But the 20-year-old doesn't see it that way. And his attitude about this week's camp -- which included its feature Blue-Orange scrimmage before 5,172 fans at Nassau Coliseum Thursday -- is one more reason why Strome is the Isles' best and brightest prospect at the moment.
"This year may be even more important to show you're head and shoulders above the rest of the guys here," Strome said. "In previous years it was important to stand out, but this year, you really want to show you're capable of playing at that next level and, I don't want to say better, but a stronger player than some of these guys."
Strome is well into his summer workouts as he tries to become a stronger player, one who can win puck battles along the wall at the NHL level. He has a good workout partner back home in the Toronto area. This is the second summer Strome has been working out with Isles star John Tavares.
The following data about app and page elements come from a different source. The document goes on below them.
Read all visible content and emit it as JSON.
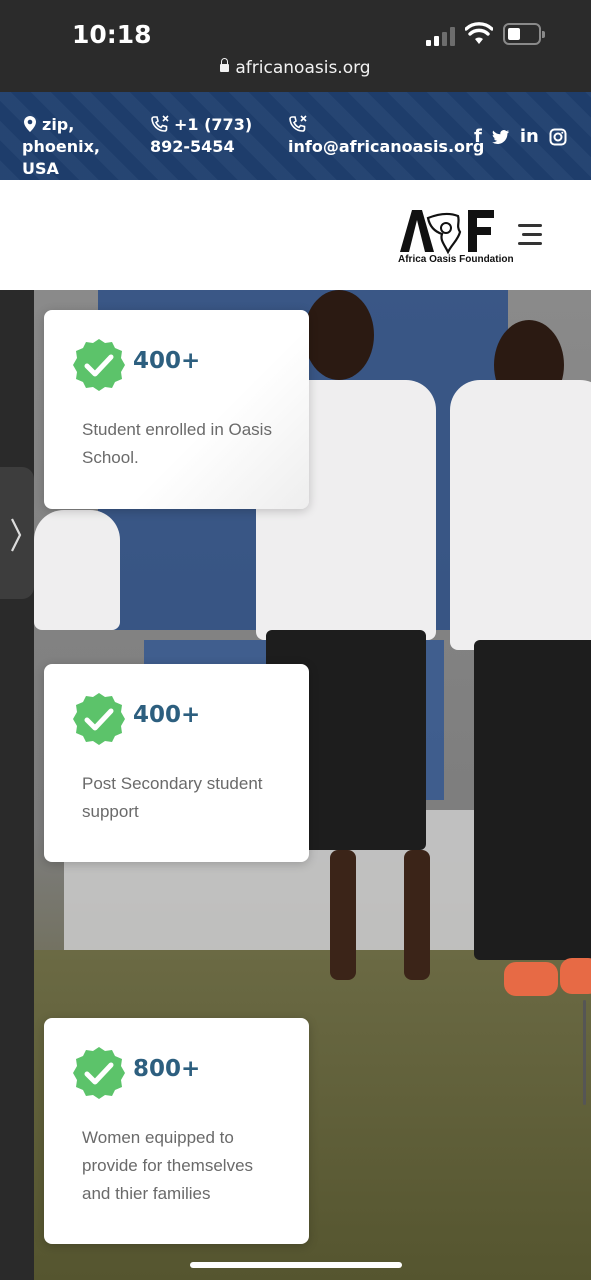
{
  "status_bar": {
    "time": "10:18",
    "url": "africanoasis.org"
  },
  "info_bar": {
    "address": "zip, phoenix, USA",
    "phone": "+1 (773) 892-5454",
    "email": "info@africanoasis.org",
    "social_icons": [
      "facebook-icon",
      "twitter-icon",
      "linkedin-icon",
      "instagram-icon"
    ]
  },
  "header": {
    "logo_letters": "AOF",
    "logo_subtitle": "Africa Oasis Foundation"
  },
  "stats": [
    {
      "count": "400+",
      "label": "Student enrolled in Oasis School."
    },
    {
      "count": "400+",
      "label": "Post Secondary student support"
    },
    {
      "count": "800+",
      "label": "Women equipped to provide for themselves and thier families"
    }
  ],
  "colors": {
    "info_bar_bg": "#1f3f6e",
    "badge_green": "#5cc36a",
    "count_text": "#2d5f7f",
    "desc_text": "#6a6a6a"
  }
}
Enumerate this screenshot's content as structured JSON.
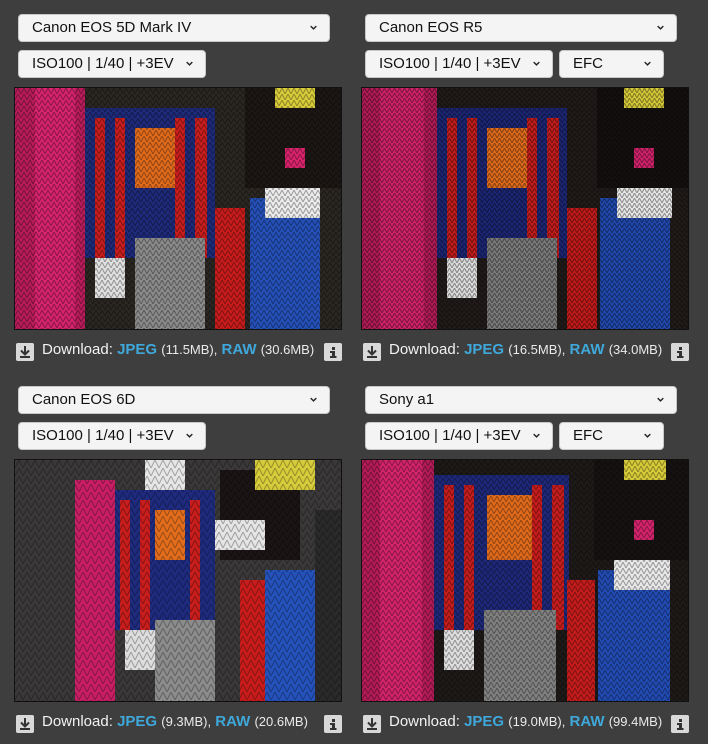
{
  "panels": [
    {
      "camera": "Canon EOS 5D Mark IV",
      "settings": "ISO100 | 1/40 | +3EV",
      "mode": null,
      "download_label": "Download:",
      "jpeg_label": "JPEG",
      "jpeg_size": "(11.5MB),",
      "raw_label": "RAW",
      "raw_size": "(30.6MB)"
    },
    {
      "camera": "Canon EOS R5",
      "settings": "ISO100 | 1/40 | +3EV",
      "mode": "EFC",
      "download_label": "Download:",
      "jpeg_label": "JPEG",
      "jpeg_size": "(16.5MB),",
      "raw_label": "RAW",
      "raw_size": "(34.0MB)"
    },
    {
      "camera": "Canon EOS 6D",
      "settings": "ISO100 | 1/40 | +3EV",
      "mode": null,
      "download_label": "Download:",
      "jpeg_label": "JPEG",
      "jpeg_size": "(9.3MB),",
      "raw_label": "RAW",
      "raw_size": "(20.6MB)"
    },
    {
      "camera": "Sony a1",
      "settings": "ISO100 | 1/40 | +3EV",
      "mode": "EFC",
      "download_label": "Download:",
      "jpeg_label": "JPEG",
      "jpeg_size": "(19.0MB),",
      "raw_label": "RAW",
      "raw_size": "(99.4MB)"
    }
  ],
  "icons": {
    "dropdown": "chevron-down-icon",
    "download": "download-icon",
    "info": "info-icon"
  },
  "colors": {
    "background": "#3e3e3e",
    "link": "#3fa8db",
    "select_bg": "#f4f4f4"
  }
}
"We've been going for about six weeks now, going hard. It sounds cheesy, but I can't be more thankful for what he's done for me," Strome said. "It's unbelievable how much he's taken me under his wing, provided me every opportunity to learn, to get better. Everything from diets to the gym, on the ice -- it's been fantastic. I'm really looking forward to these last six, eight weeks, because I think I can grow even more."
Strome set up Long Beach native Joey Diamond for the opening goal in the scrimmage and ended the night with a goal and two assists. He got a taste of the pro game last season, playing the final 10 games with Bridgeport. He had two goals and five assists, then spent time as a "black ace" with the Isles' playoff taxi squad.
He'll be fighting for a roster spot with fellow prospect campers Anders Lee and Brock Nelson, both of whom have an edge in age and experience.
"You look at guys like Nelson, [Johan] Sundstrom, who worked their tails off and have a shot now," Strome said. "You can learn from every situation. Nothing is given."